In the instant case, it is undisputed that the Board was notified of the Property's improvements when they were made, but chose to ignore them at the time of its initial assessment. Instead, the Board decided to wait until the KOZ tax abatement expired to reassess the Property. While the Board may have found it reasonable to delay, such a delay is contrary to the law. Thus, the Board's later assessment was an impermissible spot reassessment. Accordingly, the trial court erred in determining that it was reasonable to reassess the Property in 2011 after the expiration of the Property's KOZ status, that the 2011 reassessment did not constitute a spot reassessment, and that the 2011 reassessment was not barred by any applicable statute of limitations.
The Taxing Bodies argue in their reply brief that " even if the [Fayette] County had committed a mistake by not assessing the improved Property in 2003 when it was completed, the [Law] permitted the immediate assessment in 2011 of the omitted Property."  Taxing Bodies Reply Br. at 18 (emphasis added). This Court finds this argument disingenuous and contrary to the record evidence which clearly reveals that the Board intentionally delayed the reassessment until after the Property's KOZ status expired. The record contains numerous references to the conscious and deliberate delay of the assessment because Fayette County needed to get an outside appraiser and did not want to expend the funds until it could see a return on its investment. In fact, the trial court found that " [Fayette County] chose to wait until the KOZ status was set to expire before conducting an appraisal of the [P]roperty." Trial Ct. Op. at 3, Finding of Fact No. 9
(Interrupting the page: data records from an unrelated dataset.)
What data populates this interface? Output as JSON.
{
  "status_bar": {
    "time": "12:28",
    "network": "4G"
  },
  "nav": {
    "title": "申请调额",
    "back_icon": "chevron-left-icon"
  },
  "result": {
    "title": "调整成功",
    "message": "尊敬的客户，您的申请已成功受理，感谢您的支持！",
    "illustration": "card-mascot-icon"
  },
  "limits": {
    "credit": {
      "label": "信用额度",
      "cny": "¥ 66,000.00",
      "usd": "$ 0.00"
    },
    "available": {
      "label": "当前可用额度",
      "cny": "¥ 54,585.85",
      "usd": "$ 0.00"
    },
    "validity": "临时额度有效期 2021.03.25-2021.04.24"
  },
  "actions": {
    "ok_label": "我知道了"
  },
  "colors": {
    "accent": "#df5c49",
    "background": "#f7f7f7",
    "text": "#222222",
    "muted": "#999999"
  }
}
(emphasis added). The trial court also found that " [Fayette County] was properly notified and made aware of the improvements to the [P]roperty in 2003." Trial Ct. Op. at 2, Finding of Fact No. 7. Thus, there was no mistake.
While we sympathize with Fayette County's financial predicament, the law must be followed. All taxpayers, individuals and corporations, are entitled to certainty in the law. The General Assembly has spoken and we are constrained to uphold its mandates. Thus, for all of the above reasons, the trial court's order is reversed and the matter is remanded to the trial court for immediate remand to the Board to reinstate the Property's 2003 tax assessment.
Leadbetter, Judge dissents.
AND NOW, this 28th day of May, 2015, the Fayette County Common Pleas Court's (trial court) July 14, 2014 order is reversed. The matter is remanded to the trial court for immediate remand to the Fayette County Board of Assessment Appeals with the direction to reinstate the 2003 tax assessment of Duke Energy Fayette II, LLC's 60 acres containing the completed gas-fired electric-generating station.